Style and technique were important to her as a free-lance illustrator/designer but even more significant was to find the idea, the one graphic symbol which would best convey the message. Here she began to develop the powers of her imagination. Raskin illustrated for The Saturday Evening Post, pharmaceutical house journals, and book publishers. During these years she made illustrations of all kinds, including the design and illustration of more than 1000 book jackets (including the original jacket for the 1963 Newbery winner, A Wrinkle in Time by Madeleine L'Engle) and more than a dozen children's books written by others.
According to Dennis Flanagan, editor of Scientific American whom Raskin married in 1960, she was recognized for that work by fifteen major art awards and exhibitions. Perhaps the most widely distributed and reprinted work during that time was the New Directions edition of A Child's Christmas in Wales by Dylan Thomas, originally published in 1959 and which remained in print for over 25 years.
After fifteen years of illustrating the ideas of others, Ellen Raskin had an idea for her a picture book of her own, Nothing Ever Happens on My Block, published by Atheneum in 1966 with Jean Karl as editor. Gradually Raskin found that she could turn down commercial assignments and concentrate all her time on her own children's books, each one an exercise in problem-solving for her and, often, for the reader as well. Almost all of them, picture books and novels alike, develop some aspect of the theme that things are not what they first appear to be. Raskin's delight in wordplay is evident throughout her books.
Although she considered herself an artist first and foremost, she was awarded for her writing: Figgs & Phantoms (Dutton, 1974) was named a Newbery Honor Book and The Westing Game won the 1979 Newbery Medal for distinguished writing. Both books were edited by Ann Durell at E.P. Dutton, as were all of Raskin's novels. In all of her work, Raskin made a singular contribution as a humorist. Her highly original, zany -- but always ordered -- humor marked much of her writing, illustration and book design. She once indicated that her attitude toward humor was influenced by the Preston Sturges film Sullivan's Travels.
When she was asked to name those people and experiences that most affected her work, she listed "Blake, Conrad, Hawthorne, James, Nabokov, Piero della Francesca, Calude Lorrain, Gaugin, Matisse, Fantasia, Oriental art, baseball. hockey, zoos, medicine, and Spain," in a Top of the News interview published in June, 1972. Her spouse Dennis Flanagan reported on Raskin's success as a "finance capitalist" in his biographical essay published in The Horn Book in August, 1979, to accompany her Newbery Award acceptance speech. Until her death in 1984, Raskin lived with her husband, daughter and son-in-law in a two-family house in Greenwich Village; this house provided the setting for The Tatooed Potato, and Other Clues (Dutton, 1975). It was there that Raskin maintained her studio, her personal collection of first editions, and her stock portfolio, as well as her home.

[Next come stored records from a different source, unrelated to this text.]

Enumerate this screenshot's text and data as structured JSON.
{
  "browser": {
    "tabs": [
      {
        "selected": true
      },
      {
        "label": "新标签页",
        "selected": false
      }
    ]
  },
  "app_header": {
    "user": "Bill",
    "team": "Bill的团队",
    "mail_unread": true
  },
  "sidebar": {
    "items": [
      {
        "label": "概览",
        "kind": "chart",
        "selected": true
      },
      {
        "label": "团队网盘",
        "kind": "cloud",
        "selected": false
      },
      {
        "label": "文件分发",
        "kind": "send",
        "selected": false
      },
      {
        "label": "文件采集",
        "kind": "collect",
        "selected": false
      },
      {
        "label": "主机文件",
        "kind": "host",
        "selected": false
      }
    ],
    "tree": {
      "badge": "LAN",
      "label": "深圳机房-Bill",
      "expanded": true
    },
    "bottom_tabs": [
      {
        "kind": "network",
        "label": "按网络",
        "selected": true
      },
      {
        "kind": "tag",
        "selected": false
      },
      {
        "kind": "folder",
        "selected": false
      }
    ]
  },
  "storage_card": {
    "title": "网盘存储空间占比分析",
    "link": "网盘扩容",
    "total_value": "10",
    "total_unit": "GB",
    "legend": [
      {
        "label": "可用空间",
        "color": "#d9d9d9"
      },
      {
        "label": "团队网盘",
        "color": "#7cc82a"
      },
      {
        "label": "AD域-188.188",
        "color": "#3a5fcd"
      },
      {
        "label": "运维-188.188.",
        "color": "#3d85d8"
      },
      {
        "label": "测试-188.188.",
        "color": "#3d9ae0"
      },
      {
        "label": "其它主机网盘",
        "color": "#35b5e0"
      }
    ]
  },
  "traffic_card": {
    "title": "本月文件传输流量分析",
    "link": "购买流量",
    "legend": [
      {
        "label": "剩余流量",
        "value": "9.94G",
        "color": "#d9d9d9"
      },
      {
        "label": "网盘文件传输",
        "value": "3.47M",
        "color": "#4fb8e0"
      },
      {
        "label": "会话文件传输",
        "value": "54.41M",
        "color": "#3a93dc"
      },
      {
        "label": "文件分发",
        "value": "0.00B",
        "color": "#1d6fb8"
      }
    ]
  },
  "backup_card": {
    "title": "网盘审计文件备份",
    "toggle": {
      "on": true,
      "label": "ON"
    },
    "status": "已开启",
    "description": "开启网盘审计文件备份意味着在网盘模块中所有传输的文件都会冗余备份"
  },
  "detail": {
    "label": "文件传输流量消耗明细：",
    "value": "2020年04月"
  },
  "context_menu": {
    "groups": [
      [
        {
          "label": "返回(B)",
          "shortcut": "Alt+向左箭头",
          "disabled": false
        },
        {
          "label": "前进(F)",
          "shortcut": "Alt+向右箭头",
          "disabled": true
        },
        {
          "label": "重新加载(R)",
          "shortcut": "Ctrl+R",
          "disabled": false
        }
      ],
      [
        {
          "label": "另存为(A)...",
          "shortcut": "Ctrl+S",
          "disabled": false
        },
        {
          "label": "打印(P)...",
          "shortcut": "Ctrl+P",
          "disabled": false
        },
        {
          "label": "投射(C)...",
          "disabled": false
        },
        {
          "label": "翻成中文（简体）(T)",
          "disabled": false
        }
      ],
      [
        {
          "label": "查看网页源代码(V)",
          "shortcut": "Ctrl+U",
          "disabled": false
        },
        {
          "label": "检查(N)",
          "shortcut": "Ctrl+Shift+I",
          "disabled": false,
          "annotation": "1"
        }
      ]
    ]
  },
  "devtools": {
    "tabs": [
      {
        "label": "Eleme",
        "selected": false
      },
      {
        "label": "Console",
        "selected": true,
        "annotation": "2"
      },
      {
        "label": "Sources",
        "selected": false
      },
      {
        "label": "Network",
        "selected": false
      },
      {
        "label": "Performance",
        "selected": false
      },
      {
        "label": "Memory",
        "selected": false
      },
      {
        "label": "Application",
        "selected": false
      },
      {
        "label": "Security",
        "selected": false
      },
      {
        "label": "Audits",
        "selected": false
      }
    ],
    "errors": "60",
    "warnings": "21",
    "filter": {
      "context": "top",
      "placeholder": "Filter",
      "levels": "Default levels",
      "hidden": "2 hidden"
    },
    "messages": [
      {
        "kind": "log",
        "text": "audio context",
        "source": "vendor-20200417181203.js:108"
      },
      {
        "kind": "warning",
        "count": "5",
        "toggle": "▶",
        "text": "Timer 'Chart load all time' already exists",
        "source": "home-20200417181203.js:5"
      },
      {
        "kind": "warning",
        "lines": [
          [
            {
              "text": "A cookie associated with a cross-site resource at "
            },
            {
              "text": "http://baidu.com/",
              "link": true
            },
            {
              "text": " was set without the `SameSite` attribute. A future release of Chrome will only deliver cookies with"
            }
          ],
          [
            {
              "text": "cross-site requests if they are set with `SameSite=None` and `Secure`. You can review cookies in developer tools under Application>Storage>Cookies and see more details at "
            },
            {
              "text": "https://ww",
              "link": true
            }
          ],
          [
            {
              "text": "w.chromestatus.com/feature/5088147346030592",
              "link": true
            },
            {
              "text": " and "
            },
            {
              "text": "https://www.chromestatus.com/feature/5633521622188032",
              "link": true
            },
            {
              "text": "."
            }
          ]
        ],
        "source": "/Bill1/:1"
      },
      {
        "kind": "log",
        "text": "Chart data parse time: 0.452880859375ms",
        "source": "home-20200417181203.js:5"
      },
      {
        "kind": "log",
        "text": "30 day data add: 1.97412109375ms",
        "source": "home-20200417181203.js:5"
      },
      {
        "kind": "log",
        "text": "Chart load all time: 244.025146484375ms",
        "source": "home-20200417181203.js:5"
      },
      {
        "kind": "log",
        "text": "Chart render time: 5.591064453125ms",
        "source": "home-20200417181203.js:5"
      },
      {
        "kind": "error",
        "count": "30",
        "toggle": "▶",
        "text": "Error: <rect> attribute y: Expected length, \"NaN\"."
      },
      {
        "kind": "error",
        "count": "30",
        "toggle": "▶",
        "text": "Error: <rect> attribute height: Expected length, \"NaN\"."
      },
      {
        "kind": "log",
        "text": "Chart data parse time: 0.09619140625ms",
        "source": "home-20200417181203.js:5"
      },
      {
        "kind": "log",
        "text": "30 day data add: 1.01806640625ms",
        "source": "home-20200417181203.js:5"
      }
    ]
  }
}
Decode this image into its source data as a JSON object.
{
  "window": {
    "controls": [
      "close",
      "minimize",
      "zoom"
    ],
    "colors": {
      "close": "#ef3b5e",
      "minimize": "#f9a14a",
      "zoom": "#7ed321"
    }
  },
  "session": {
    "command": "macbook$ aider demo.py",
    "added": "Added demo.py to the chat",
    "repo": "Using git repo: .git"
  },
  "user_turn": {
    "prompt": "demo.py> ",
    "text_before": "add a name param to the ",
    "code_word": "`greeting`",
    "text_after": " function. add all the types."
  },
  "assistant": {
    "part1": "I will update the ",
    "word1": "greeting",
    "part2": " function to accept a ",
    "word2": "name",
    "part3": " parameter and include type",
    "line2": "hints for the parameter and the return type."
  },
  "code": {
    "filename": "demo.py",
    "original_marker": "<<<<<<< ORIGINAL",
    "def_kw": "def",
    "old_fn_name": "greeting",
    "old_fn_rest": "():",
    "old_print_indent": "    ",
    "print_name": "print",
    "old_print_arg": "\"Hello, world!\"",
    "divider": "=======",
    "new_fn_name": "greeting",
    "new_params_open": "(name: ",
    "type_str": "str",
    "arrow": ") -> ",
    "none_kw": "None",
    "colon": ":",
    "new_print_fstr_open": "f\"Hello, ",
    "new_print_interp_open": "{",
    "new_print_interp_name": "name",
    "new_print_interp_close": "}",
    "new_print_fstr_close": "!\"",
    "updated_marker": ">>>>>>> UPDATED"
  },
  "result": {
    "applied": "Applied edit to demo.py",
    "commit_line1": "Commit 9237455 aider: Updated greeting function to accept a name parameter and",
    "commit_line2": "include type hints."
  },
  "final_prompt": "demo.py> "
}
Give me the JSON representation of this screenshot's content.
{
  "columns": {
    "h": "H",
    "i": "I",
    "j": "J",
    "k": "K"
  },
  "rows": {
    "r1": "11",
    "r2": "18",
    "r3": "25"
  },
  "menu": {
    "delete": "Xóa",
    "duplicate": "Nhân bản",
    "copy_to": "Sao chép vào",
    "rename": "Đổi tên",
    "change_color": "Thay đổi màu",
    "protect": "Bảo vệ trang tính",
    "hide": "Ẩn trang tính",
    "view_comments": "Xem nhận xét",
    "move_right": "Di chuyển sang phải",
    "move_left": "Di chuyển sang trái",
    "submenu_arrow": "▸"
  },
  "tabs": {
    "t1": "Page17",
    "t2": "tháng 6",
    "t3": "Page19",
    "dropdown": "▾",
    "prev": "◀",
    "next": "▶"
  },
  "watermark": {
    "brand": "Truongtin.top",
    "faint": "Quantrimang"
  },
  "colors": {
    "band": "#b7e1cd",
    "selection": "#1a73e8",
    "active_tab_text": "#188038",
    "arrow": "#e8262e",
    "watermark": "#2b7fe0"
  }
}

Regardless of the forces and people that shaped Ellen Raskin's work, one can say unequivocally that her creative process was always guided by her respect for children and her appreciation of fine bookmaking. The books she wrote, designed, and illustrated have continued to take young readers to a whole new world... and beyond.
©1981, 2000 Ginny Moore Kruse